*** Opening of Source records ***

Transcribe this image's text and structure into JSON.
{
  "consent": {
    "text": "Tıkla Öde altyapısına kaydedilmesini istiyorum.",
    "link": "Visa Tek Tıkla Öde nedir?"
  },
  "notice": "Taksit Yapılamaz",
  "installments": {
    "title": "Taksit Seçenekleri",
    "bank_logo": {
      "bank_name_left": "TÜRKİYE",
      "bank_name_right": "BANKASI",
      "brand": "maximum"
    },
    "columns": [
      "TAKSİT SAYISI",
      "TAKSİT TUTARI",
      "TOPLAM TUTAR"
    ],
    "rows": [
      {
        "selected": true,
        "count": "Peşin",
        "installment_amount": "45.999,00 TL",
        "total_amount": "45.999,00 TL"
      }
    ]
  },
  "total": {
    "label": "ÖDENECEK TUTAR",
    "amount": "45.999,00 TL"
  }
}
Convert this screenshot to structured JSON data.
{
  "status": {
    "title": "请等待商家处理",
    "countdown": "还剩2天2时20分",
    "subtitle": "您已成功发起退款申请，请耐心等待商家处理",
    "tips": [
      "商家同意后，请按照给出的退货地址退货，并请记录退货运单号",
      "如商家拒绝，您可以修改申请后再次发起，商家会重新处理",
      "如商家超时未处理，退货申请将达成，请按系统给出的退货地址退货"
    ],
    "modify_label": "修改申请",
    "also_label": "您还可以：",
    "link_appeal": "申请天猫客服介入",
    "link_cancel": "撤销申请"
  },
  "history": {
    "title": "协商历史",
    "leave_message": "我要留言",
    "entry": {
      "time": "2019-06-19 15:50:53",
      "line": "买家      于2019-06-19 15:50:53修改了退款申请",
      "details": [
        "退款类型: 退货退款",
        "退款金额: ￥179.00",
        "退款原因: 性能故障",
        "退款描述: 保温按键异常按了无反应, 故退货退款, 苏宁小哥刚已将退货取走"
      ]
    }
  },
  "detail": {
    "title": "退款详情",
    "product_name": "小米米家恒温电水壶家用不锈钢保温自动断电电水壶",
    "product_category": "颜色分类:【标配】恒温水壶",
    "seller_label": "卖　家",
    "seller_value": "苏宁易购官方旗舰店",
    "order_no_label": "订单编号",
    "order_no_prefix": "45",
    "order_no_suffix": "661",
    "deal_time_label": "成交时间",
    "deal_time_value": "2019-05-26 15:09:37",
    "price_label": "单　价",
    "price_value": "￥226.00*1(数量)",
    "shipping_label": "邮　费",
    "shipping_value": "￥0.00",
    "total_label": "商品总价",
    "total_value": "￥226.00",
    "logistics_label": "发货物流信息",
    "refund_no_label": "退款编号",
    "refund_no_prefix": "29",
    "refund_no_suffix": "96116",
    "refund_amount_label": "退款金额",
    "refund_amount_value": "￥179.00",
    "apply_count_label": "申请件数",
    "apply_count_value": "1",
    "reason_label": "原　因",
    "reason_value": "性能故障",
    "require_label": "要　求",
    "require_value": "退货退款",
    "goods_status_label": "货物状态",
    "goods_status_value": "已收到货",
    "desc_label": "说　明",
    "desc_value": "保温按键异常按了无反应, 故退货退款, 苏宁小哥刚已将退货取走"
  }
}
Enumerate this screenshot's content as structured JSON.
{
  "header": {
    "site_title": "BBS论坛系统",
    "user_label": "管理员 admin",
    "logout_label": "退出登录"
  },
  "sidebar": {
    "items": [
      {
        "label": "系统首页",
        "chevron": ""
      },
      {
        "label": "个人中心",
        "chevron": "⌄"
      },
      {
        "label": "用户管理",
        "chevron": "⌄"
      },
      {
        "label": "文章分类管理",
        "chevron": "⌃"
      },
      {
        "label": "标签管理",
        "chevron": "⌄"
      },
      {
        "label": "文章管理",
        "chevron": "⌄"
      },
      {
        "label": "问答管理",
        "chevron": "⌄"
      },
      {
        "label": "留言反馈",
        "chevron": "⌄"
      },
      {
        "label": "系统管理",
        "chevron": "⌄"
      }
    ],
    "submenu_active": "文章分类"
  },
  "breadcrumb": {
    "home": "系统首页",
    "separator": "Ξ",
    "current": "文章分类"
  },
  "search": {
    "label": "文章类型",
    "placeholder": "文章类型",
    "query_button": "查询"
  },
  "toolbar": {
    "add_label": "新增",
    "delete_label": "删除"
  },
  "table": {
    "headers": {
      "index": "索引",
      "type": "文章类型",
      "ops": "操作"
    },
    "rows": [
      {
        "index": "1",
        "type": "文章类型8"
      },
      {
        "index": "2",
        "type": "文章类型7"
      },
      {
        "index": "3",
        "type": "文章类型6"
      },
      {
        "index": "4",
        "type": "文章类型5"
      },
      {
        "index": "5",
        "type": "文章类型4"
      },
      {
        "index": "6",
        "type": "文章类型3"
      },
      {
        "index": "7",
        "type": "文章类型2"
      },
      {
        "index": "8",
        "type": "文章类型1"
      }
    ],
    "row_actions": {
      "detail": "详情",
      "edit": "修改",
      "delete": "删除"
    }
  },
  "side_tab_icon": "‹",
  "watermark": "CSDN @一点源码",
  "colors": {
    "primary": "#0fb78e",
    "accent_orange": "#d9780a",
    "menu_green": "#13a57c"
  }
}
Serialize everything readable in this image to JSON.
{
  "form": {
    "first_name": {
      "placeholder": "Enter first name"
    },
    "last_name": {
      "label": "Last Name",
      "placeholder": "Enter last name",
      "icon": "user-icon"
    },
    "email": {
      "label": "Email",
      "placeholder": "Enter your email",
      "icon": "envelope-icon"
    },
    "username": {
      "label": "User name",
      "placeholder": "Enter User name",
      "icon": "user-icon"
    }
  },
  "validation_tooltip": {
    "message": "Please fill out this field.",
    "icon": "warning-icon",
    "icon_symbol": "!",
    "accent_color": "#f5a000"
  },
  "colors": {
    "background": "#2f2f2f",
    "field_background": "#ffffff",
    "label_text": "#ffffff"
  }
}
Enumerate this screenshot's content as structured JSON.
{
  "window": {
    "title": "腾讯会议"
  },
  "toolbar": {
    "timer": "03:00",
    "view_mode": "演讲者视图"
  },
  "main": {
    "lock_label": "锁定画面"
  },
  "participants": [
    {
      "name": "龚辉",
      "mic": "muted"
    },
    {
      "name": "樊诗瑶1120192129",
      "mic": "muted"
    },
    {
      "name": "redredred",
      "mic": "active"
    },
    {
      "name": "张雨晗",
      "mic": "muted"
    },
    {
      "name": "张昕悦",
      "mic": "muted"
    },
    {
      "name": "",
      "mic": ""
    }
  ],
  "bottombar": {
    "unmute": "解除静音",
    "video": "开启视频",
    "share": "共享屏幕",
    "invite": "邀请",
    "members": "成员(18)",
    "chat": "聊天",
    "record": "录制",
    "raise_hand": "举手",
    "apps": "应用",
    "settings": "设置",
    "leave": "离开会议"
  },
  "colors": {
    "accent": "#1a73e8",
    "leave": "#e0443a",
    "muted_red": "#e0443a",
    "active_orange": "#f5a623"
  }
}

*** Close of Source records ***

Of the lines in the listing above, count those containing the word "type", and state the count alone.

9